-- Opening Marker --

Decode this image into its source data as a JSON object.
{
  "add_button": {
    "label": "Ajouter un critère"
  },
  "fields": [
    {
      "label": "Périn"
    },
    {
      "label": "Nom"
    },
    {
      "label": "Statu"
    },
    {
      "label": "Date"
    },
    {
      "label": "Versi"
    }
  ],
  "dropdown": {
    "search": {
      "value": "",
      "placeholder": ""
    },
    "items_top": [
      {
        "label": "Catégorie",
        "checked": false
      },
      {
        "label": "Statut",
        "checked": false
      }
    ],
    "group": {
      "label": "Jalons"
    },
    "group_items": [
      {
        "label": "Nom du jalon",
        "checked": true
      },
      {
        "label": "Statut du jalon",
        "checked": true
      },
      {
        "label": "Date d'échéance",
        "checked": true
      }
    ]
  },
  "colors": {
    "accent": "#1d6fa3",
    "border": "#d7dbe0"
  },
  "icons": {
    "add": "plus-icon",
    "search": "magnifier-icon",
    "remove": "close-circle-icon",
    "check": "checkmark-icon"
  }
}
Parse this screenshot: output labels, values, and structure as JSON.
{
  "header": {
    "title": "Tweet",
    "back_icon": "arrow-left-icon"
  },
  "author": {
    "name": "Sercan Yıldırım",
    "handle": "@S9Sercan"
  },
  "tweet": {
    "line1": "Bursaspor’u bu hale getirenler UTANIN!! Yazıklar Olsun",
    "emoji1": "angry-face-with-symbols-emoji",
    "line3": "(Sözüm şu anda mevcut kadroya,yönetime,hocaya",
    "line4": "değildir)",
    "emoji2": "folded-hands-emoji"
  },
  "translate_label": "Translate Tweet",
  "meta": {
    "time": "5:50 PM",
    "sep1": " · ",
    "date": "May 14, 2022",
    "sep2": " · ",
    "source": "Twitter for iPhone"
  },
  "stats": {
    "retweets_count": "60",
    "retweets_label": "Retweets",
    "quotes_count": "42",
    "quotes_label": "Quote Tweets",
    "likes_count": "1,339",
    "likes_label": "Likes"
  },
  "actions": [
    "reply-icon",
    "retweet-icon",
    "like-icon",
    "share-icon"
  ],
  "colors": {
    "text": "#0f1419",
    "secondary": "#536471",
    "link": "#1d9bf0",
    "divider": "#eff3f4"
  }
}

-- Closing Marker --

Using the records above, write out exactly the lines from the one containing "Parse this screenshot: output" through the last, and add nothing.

» **SOLUTION TO THE EXERCISE**
Parse this screenshot: output labels, values, and structure as JSON.
{
  "header": {
    "title": "Tweet",
    "back_icon": "arrow-left-icon"
  },
  "author": {
    "name": "Sercan Yıldırım",
    "handle": "@S9Sercan"
  },
  "tweet": {
    "line1": "Bursaspor’u bu hale getirenler UTANIN!! Yazıklar Olsun",
    "emoji1": "angry-face-with-symbols-emoji",
    "line3": "(Sözüm şu anda mevcut kadroya,yönetime,hocaya",
    "line4": "değildir)",
    "emoji2": "folded-hands-emoji"
  },
  "translate_label": "Translate Tweet",
  "meta": {
    "time": "5:50 PM",
    "sep1": " · ",
    "date": "May 14, 2022",
    "sep2": " · ",
    "source": "Twitter for iPhone"
  },
  "stats": {
    "retweets_count": "60",
    "retweets_label": "Retweets",
    "quotes_count": "42",
    "quotes_label": "Quote Tweets",
    "likes_count": "1,339",
    "likes_label": "Likes"
  },
  "actions": [
    "reply-icon",
    "retweet-icon",
    "like-icon",
    "share-icon"
  ],
  "colors": {
    "text": "#0f1419",
    "secondary": "#536471",
    "link": "#1d9bf0",
    "divider": "#eff3f4"
  }
}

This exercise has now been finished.